So that is three new phones, a watch, and a TV. Apple has been busy. Critics are legion, but they miss the point.
It’s the two acronyms of the moment: AI and AR, and they are the two defining characteristics of the iPhone X.
The rest of the products are very interesting, a watch that is also a communication device – how very Star Trek – a new TV that makes HDTV seem like a 1950s black and white TV set, two worthy new phones the Eight and Eight Plus.
But it is the X – pronounced ten, that is drawing all the attention and no shortage of ire.
Apple has reverted to the Roman system of numbering, and if you listen to the critics, it is so far behind rivals, that Tim Cook, the CEO, might sound more modern if he started talking in Latin.

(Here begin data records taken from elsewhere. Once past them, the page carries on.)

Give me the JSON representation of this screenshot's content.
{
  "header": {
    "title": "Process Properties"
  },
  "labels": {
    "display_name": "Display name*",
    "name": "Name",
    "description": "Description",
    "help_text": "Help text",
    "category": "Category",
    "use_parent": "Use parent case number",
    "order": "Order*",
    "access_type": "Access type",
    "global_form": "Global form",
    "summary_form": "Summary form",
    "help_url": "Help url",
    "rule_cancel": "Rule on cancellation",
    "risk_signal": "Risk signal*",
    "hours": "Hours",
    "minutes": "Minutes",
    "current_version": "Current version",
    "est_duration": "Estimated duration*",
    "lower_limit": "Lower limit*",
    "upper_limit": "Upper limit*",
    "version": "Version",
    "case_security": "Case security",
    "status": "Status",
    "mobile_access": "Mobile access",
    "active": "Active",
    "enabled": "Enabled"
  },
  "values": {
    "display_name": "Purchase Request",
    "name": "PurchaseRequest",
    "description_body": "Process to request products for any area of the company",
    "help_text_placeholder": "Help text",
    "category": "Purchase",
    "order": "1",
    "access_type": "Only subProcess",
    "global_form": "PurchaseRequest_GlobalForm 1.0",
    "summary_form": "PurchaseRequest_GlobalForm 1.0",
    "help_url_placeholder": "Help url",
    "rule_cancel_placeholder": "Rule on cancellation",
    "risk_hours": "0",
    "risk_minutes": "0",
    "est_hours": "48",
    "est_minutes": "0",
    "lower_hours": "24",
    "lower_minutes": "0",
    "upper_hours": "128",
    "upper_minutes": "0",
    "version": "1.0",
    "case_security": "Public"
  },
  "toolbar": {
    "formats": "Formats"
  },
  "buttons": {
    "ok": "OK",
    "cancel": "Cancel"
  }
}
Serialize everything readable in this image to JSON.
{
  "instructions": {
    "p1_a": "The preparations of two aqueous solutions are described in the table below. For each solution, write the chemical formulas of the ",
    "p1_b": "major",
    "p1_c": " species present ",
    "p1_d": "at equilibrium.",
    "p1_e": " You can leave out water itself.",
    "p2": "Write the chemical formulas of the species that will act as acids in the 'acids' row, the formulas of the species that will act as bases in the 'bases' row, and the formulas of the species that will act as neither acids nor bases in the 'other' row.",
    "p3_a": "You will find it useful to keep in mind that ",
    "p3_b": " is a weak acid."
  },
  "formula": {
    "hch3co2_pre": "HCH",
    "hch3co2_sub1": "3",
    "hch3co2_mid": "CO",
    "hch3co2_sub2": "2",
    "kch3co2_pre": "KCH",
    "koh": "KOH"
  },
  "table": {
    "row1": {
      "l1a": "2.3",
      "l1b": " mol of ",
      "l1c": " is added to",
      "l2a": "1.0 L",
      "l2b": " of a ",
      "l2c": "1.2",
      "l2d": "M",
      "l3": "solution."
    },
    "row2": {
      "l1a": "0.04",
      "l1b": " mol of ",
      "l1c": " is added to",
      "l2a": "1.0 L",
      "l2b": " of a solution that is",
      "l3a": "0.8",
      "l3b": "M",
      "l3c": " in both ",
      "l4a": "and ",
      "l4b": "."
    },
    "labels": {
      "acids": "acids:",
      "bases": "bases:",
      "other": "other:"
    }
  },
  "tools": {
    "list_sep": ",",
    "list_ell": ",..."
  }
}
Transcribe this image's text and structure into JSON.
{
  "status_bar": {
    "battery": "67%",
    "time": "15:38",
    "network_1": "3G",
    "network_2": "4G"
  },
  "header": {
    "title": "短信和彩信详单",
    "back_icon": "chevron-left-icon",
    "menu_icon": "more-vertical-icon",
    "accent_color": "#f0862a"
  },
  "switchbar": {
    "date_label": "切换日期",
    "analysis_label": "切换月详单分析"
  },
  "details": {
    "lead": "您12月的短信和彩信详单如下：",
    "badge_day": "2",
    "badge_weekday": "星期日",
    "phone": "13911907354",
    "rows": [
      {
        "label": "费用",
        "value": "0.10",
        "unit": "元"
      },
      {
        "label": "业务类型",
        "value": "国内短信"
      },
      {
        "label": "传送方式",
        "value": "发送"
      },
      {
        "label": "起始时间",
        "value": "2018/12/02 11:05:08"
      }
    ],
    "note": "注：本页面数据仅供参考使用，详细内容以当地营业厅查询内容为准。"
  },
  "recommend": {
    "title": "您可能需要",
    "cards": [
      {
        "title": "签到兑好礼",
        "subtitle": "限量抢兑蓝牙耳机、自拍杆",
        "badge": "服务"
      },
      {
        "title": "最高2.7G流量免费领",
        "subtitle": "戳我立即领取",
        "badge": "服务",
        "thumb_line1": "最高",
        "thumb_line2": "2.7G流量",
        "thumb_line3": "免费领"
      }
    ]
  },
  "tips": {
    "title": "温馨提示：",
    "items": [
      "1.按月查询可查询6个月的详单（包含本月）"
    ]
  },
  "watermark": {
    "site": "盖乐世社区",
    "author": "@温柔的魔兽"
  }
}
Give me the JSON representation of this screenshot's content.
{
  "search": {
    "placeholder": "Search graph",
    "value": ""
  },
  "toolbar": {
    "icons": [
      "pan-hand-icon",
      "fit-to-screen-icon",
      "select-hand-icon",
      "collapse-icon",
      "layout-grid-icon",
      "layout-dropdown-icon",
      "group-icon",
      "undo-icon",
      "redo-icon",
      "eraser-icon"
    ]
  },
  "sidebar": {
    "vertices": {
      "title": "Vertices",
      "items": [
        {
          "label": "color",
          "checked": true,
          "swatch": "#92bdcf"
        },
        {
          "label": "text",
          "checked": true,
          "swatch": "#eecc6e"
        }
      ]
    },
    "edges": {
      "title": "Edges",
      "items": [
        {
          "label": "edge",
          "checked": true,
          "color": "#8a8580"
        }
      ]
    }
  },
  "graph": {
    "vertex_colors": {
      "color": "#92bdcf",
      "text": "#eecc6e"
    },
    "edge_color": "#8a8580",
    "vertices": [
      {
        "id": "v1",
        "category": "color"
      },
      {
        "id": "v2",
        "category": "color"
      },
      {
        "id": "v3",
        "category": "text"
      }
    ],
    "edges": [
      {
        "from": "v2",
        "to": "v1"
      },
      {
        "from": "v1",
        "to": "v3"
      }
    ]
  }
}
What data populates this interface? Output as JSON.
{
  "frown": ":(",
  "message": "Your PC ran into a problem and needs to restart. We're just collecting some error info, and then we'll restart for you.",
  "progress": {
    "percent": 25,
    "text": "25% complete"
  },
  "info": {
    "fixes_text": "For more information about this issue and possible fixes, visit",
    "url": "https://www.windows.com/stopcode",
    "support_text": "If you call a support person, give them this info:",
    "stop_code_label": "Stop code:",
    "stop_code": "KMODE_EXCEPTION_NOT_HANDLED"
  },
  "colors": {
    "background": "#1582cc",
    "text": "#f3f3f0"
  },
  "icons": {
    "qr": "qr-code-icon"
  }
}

Some of the criticisms were downright silly. One person tweeted that the new face recognition software is no good, as your girlfriend/wife might wave it front of your face when you are asleep and open it up. Sorry, if that is your big worry, you may need a counselor/marriage counselor rather than a new phone.
Actually, as this account illustrates, the facial recognition software in the new iPhone, and which uses neural computing, is an extraordinary application of AI.
But, augmented reality is the prize Apple is really chasing.
And the tale of this pre-dates the launch of the iPhone X by many months with the launch of the ARKit software tools for developers.
Now Ikea has launched an augmented reality app for iOS which enables you to view its furniture in your home, another app tells you how tall you are.
But then a year ago we got the wireless earplugs, a product slated by critics who missed the augmented reality angle.
What we have seen so far is just a hint of what will come – and Apple has shown that it is focusing on this opportunity – especially in combining AI and AR.
Its share price has risen 40 per cent this year, the company is now worth $815 billion, augmented reality could catapult it to a trillion within 18 months.